Oyster Point Pharma says two separate Phase 2b clinical trials evaluating the company’s novel therapies for the treatment of Dry Eye Disease (DED) have demonstrated improvement in Schirmer’s score and multiple measures of eye dryness symptoms.
“The results announced today demonstrate the potential clinical benefits of the innovative therapeutics Oyster Point Pharma is developing,” said ophthalmology professor, Dr Edward Holland, who is on Oyster Point Pharma’s medical advisory board. “There is a significant need for a novel treatment approach for DED. A therapeutic that can help patients to produce their own natural tear film has the potential to benefit a broad population of patients with DED.”
The ONSET study was a dose-ranging, randomised, double-masked, vehicle-controlled Phase 2b clinical trial that evaluated the safety and efficacy of OC-01 in 182 subjects with DED in the United States, which compared three different doses of OC-01 nasal spray to vehicle control nasal spray. Results showed a statistically significant improvement in Schirmer’s score at day 28 in all three doses compared to control. Results indicated:
- 0.2% dose had a mean change in Schirmer’s score of 11.4 mm (p<0.001 vs. control);
- 0.1% dose had a mean change in Schirmer’s score of 11.8 mm (p<0.001 vs. control);
- 0.02% dose had a mean change in Schirmer’s score of 10.0 mm (p<0.001 vs. control).
- Vehicle control had a mean change in Schirmer’s score of 3.2 mm.
- Results were similar in the fellow eyes (p<0.001).
Both pre-specified secondary endpoints were also met, as indicated by a statistically significant improvement in mean change in Eye Dryness Score (EDS) in a controlled adverse environment at day 21, and a statistically significant improvement compared to control in the mean change in EDS score at day 28 without use of a controlled adverse environment.
“We are excited about the ability for both of our investigational compounds to show improvements in both the signs and symptoms of DED,” said Oyster Point Pharma CEO, Dr Jeffrey Nau. “We look forward to initiating a Phase 3 program in Dry Eye Disease in 2019 after discussion with regulatory authorities.”
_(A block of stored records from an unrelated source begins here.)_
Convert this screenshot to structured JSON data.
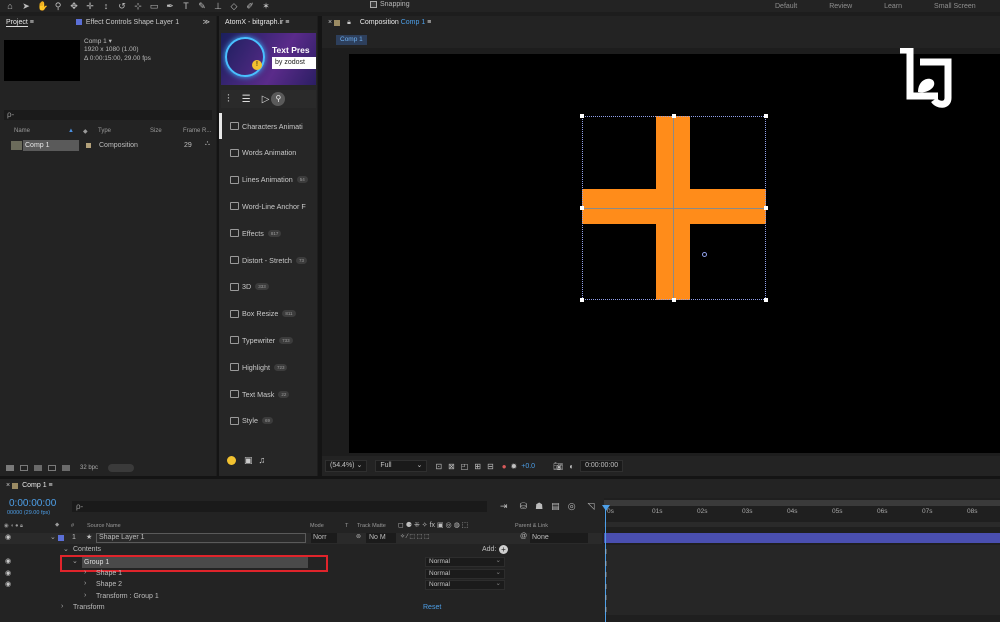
{
  "toolbar": {
    "snapping_label": "Snapping",
    "workspaces": [
      "Default",
      "Review",
      "Learn",
      "Small Screen"
    ]
  },
  "project": {
    "tab_label": "Project",
    "effect_controls_tab": "Effect Controls Shape Layer 1",
    "comp_name": "Comp 1 ▾",
    "comp_size": "1920 x 1080 (1.00)",
    "comp_duration": "Δ 0:00:15:00, 29.00 fps",
    "search_placeholder": "ρ-",
    "columns": {
      "name": "Name",
      "type": "Type",
      "size": "Size",
      "frame_rate": "Frame R..."
    },
    "row": {
      "name": "Comp 1",
      "type": "Composition",
      "frame_rate": "29"
    },
    "bpc": "32 bpc"
  },
  "atomx": {
    "tab_label": "AtomX - bitgraph.ir",
    "banner_title": "Text Pres",
    "banner_sub": "by zodost",
    "items": [
      {
        "label": "Characters Animati",
        "badge": ""
      },
      {
        "label": "Words Animation",
        "badge": ""
      },
      {
        "label": "Lines Animation",
        "badge": "54"
      },
      {
        "label": "Word-Line Anchor F",
        "badge": ""
      },
      {
        "label": "Effects",
        "badge": "817"
      },
      {
        "label": "Distort - Stretch",
        "badge": "73"
      },
      {
        "label": "3D",
        "badge": "333"
      },
      {
        "label": "Box Resize",
        "badge": "811"
      },
      {
        "label": "Typewriter",
        "badge": "733"
      },
      {
        "label": "Highlight",
        "badge": "723"
      },
      {
        "label": "Text Mask",
        "badge": "22"
      },
      {
        "label": "Style",
        "badge": "69"
      }
    ]
  },
  "composition": {
    "tab_label": "Composition",
    "tab_comp": "Comp 1",
    "breadcrumb": "Comp 1",
    "logo_text": "LSJ",
    "shape_color": "#ff8c1a",
    "zoom": "(54.4%)",
    "resolution": "Full",
    "exposure": "+0.0",
    "timecode": "0:00:00:00"
  },
  "timeline": {
    "tab_label": "Comp 1",
    "timecode": "0:00:00:00",
    "fps": "00000 (29.00 fps)",
    "search_placeholder": "ρ-",
    "columns": {
      "num": "#",
      "source_name": "Source Name",
      "mode": "Mode",
      "t": "T",
      "track_matte": "Track Matte",
      "parent": "Parent & Link"
    },
    "layer": {
      "num": "1",
      "name": "Shape Layer 1",
      "mode": "Norr",
      "matte": "No M",
      "parent": "None"
    },
    "contents_label": "Contents",
    "add_label": "Add:",
    "group_label": "Group 1",
    "group_mode": "Normal",
    "shape1_label": "Shape 1",
    "shape1_mode": "Normal",
    "shape2_label": "Shape 2",
    "shape2_mode": "Normal",
    "transform_group_label": "Transform : Group 1",
    "transform_label": "Transform",
    "reset_label": "Reset",
    "ruler": [
      "0s",
      "01s",
      "02s",
      "03s",
      "04s",
      "05s",
      "06s",
      "07s",
      "08s"
    ],
    "highlight_color": "#e0242b",
    "bar_color": "#4a4fb0"
  }
}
The RAINIER study was a randomized, double-masked, vehicle-controlled, Phase 2b clinical trial that evaluated the safety and efficacy of 2.0% OC-02 nasal spray in 53 subjects with DED in the United States. The study’s sole pre-specified endpoint was the assessment of tear production as measured by Schirmer’s score at day 28. Results demonstrated an increase in tear film production as measured by an improvement in Schirmer’s score in the study eye at day 28 compared to vehicle control:
- OC-02 arm had a mean change in Schirmer’s score of 10.3 mm (p=0.08 vs. control)
- Vehicle control had a mean change in Schirmer’s score of 5.9 mm
- Results were similar in the fellow eyes (p<0.05).
Although not powered to show statistical significance on exploratory symptoms endpoints, OC-02 showed improvements in mean EDS and Ocular Discomfort Score compared to vehicle control.
OC-01 and OC-02 were well-tolerated with no significant ocular adverse events or drug-related serious adverse events. Adverse events were similar in both studies. The most common adverse events included sneeze, cough, and nose and throat irritation. These events were mild, self-limiting, and resolved immediately following administration.